  • Hedge Funds
    • seek absolute return
    • pursue various investment strategies
    • flat percent fee + performance-based fee(incentive)
  • Risk factors
    • illiquidity risk: decreased trading flexibility when trading in thin markets
    • counterparty risk: exposure to creditworthiness of the broker-dealers
    • settlement risk: counter-party default
    • pricing risk: broker-dealers adopt extremely conservative pricing policies, which requires hedge funds to post a greater margin
  • Investment strategy
    • sector~ : particular industry
    • index~ : portfolio to mimic the benchmark index (e.g. S&P500)
    • style~ : investments with common underlying characteristics
  • Funds
    • Market-neutral funds: long and short positions; offset to hedge against market movements
    • Long/short funds: take both long/short positions; no offset attempt
    • Global macro funds: bet on direction of a market, currency, interest rate; no offset

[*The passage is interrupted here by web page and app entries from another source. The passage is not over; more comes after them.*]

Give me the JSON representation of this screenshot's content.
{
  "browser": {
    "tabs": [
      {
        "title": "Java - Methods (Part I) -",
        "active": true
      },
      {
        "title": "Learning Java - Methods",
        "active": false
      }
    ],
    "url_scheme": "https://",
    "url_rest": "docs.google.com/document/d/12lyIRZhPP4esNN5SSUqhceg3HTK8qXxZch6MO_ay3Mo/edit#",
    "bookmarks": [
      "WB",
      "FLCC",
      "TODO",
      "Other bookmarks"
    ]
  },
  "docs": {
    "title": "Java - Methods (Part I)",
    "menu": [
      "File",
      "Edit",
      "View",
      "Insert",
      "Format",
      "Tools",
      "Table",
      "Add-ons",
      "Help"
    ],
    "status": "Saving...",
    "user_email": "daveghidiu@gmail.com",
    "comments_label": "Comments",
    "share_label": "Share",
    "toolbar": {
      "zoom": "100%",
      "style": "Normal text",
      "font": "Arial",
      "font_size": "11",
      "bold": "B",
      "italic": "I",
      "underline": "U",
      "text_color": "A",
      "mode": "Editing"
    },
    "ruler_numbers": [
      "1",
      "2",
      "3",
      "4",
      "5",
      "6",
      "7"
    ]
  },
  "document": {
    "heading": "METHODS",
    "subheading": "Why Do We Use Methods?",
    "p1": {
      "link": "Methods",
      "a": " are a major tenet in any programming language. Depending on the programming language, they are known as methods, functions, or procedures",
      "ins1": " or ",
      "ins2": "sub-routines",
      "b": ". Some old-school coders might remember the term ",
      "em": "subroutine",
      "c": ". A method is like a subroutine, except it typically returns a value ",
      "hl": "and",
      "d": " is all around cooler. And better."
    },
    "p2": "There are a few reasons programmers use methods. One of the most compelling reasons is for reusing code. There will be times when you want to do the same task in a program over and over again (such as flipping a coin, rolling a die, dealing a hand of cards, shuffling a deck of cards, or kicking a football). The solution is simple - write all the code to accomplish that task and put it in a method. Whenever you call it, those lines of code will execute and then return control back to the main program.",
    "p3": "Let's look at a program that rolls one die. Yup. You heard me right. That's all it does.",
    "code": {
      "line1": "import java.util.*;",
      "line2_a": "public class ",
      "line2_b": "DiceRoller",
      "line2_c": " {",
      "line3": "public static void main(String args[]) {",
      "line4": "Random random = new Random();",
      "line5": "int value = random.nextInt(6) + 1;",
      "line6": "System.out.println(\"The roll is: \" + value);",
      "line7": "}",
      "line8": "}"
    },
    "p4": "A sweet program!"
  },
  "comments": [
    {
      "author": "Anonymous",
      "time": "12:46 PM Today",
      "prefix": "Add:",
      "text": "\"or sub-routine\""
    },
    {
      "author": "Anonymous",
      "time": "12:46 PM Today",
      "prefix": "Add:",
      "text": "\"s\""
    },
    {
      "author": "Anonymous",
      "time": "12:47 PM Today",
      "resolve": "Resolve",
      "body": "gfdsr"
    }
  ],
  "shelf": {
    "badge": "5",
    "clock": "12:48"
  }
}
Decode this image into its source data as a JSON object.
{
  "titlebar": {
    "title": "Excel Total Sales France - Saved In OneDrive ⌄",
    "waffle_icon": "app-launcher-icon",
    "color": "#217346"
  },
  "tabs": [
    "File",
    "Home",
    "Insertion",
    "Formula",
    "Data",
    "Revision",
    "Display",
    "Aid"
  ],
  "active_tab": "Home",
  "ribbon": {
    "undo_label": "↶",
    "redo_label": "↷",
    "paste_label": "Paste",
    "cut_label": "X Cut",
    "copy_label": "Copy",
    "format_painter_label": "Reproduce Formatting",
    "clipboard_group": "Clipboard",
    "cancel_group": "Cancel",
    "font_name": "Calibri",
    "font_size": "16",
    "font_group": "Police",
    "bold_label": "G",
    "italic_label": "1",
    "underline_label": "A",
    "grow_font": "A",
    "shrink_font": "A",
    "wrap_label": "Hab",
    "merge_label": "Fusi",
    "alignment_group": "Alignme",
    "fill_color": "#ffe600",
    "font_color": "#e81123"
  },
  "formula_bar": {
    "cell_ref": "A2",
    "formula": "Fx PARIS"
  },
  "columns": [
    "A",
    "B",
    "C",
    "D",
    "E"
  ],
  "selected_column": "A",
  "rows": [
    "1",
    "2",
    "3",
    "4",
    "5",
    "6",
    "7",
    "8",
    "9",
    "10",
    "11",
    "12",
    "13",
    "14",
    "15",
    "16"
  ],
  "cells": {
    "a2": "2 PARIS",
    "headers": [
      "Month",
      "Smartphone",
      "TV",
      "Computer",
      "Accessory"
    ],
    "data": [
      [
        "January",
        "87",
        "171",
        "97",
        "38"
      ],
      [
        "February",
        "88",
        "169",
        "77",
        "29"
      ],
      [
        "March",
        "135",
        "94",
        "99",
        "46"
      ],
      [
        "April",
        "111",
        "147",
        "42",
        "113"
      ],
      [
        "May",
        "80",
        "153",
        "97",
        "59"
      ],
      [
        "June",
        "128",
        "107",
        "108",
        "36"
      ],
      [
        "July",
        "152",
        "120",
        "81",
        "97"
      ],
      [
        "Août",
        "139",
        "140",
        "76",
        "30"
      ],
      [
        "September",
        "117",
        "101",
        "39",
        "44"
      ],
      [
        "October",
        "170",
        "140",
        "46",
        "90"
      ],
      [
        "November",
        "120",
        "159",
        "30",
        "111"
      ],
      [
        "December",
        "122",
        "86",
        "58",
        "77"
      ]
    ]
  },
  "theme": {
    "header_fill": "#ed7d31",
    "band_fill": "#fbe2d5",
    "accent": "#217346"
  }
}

    • Event-driven funds: focus on unique market opportunities; no offset attempt
  • Performance biases
  1. Cherry picking: reporting selected results
  2. Non-market valuation: smoothes results, reduces reported risk
  3. Survivorship bias: poor performers bail out&disappear; returns biased upwards, risk biased downward
  4. Asymmetrical returns: standard deviation becomes a misleading risk measure

  • Fund of Funds
    • diversification
    • additional management fees, dependance to manager's selection
  • Closel Held Company Valuation
    • legal definitions of intrinsic value, fundamental value, and fair value can differ among jurisdictions
    • discount for lack of liquidity/marketability compared to comparable publicly traded firm, lack of control
    • premium for control/controlling interest
  • Distressed Securities: companies on the brink of bankruptcy, have filed for bankruptcy protection, or attempting to avoid bankruptcy with out-of-court debt restructuring
    • similar to venture capital investing - illiquid asset, long expected investment horizon, requires heavy involvement by investors, extensive analytic work
  • Commodities investment
    • gives exposure to an economy's production and consumption growth
    • directly related overall economy growth/recession
    • savings in commodities prices are likely to be larger than changes in finished goods prices
    • primary motivations: inflation hedge, speculation on the near-term direction of commodity prices
    • commodity-linked equity: shares of commodity producing companies (eg. oil companies such as Shell)
    • commodity-linked bonds: provide income as well as exposure to commodity price changes
  • Collateralized Commodity Futures
    • enter into a futures contract, buy T-bill equal to contract value
    • Holding period return = T-bill %returns + futures %return(change in contract value)